For me it’s a fascinating thing. We knew a demographic shift was going to happen. I remember hearing about it in 1995? I was at this weird children’s advocacy conference and this guy was saying, “White people need to have more babies.” [laughs] At the time I was like, “I have no idea what you’re talking about.” But by 2030 we’re going to be a majority minority country. Jan. 6 popped up and showed us there are people willing to take down the government to stay white. So this is going to get weird. I think for a lot of people, we need to hash these things out. For the Klan book, I’ve been thinking about how we have to realize that people have already conceded that race is a social construct. We can actually map out how whiteness happened. We still don’t have definitions for these things. What is “Black”? We just know that when you’re perceived black, you are black. [laughs] A lot of the same goes for being white. But if we can see how these identities are built, we can realize that they’re not immutable. And if they’re not, are these things that you really want to destroy the country over?
As your book implicitly points out, based on the old school definition of “white,” we’ve been a majority minority country for a very long time now.
Basically forever. There were very few people who were “white.” And it was ruled accordingly. If you look at the melting pot, that’s a plea for whiteness. Can’t you just make us all American? [laughs] To me that’s what we really have to think about. What is it that you’re deciding? What is it that you’re afraid of? What is it that you’re fighting for? Since this shit is made up, how much do you want to hold as dear? Because people will die over this. Why?

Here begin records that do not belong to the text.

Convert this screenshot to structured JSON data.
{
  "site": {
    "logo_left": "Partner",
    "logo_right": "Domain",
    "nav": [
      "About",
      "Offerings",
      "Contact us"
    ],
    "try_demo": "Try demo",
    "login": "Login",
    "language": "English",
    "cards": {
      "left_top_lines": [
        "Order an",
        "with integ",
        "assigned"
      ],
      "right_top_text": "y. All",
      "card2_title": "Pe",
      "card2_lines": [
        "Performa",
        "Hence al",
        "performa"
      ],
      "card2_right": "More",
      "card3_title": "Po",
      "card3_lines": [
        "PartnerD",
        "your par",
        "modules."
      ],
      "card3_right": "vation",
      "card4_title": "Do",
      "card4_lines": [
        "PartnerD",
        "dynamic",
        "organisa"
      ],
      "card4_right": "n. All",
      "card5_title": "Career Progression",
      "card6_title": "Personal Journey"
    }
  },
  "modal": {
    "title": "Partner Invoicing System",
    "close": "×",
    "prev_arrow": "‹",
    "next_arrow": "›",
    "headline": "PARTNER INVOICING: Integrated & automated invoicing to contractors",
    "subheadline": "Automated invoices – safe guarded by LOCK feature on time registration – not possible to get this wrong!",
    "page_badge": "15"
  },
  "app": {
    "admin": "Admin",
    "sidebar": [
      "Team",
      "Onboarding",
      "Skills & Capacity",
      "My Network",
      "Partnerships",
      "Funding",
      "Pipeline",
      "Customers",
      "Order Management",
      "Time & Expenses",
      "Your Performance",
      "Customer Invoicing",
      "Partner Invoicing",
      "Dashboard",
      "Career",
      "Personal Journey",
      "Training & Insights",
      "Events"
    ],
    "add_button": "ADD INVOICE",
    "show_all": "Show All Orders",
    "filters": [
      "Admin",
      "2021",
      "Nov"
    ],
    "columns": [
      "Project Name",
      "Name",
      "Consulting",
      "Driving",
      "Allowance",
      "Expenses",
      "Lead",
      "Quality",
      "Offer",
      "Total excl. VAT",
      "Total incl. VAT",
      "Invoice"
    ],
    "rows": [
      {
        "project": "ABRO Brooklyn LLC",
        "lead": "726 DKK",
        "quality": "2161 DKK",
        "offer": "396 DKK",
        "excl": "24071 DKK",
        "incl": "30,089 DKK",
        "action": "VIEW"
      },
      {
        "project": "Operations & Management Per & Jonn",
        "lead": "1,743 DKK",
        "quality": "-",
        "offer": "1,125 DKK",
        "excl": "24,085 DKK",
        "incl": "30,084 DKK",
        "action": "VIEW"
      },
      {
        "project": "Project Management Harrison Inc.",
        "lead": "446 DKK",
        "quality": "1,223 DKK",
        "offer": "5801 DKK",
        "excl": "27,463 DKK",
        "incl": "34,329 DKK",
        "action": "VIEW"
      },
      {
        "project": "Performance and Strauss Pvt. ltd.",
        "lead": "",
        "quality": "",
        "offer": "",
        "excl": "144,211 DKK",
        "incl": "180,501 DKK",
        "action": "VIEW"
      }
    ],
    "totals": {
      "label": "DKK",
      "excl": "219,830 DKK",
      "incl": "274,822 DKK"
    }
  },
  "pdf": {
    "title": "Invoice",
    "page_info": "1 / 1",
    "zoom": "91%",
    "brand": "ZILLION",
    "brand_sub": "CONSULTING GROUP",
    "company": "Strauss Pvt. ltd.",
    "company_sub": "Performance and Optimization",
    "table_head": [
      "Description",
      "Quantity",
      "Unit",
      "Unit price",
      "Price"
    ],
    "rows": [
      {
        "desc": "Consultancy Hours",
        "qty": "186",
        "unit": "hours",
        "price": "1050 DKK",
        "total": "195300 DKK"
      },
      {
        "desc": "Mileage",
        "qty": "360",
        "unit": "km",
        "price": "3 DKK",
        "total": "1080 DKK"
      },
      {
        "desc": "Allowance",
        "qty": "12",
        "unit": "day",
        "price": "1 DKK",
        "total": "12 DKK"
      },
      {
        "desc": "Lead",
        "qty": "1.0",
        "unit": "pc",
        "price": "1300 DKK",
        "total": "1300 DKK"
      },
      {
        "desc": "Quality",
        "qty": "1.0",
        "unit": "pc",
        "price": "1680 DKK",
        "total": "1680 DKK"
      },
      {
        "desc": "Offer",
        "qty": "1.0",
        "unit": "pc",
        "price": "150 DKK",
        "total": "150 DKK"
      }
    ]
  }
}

Do you want to end with a pitch for the book? Or end on a slightly cheerier note?
I mean, it’s about a Klan riot. The happy moment is somebody getting killed. It seems weird to say, it’s a feel good read! Fun for the whole family! I feel incredibly fortunate that I’m in this space where I can write about something as small and obscure as this moment and get it published and work with somebody like Bizhan, who is incredibly talented, and that people are interested in this. It’s a very interesting time. I’ve been doing this for a long time and people haven’t always been interested in a lot of the things I think about. I feel very fortunate. We’re in a moment where projects like this are socially relevant and important. Unfortunately on January 6th you’re like, this is way too relevant! I didn’t think it was going to be this relevant.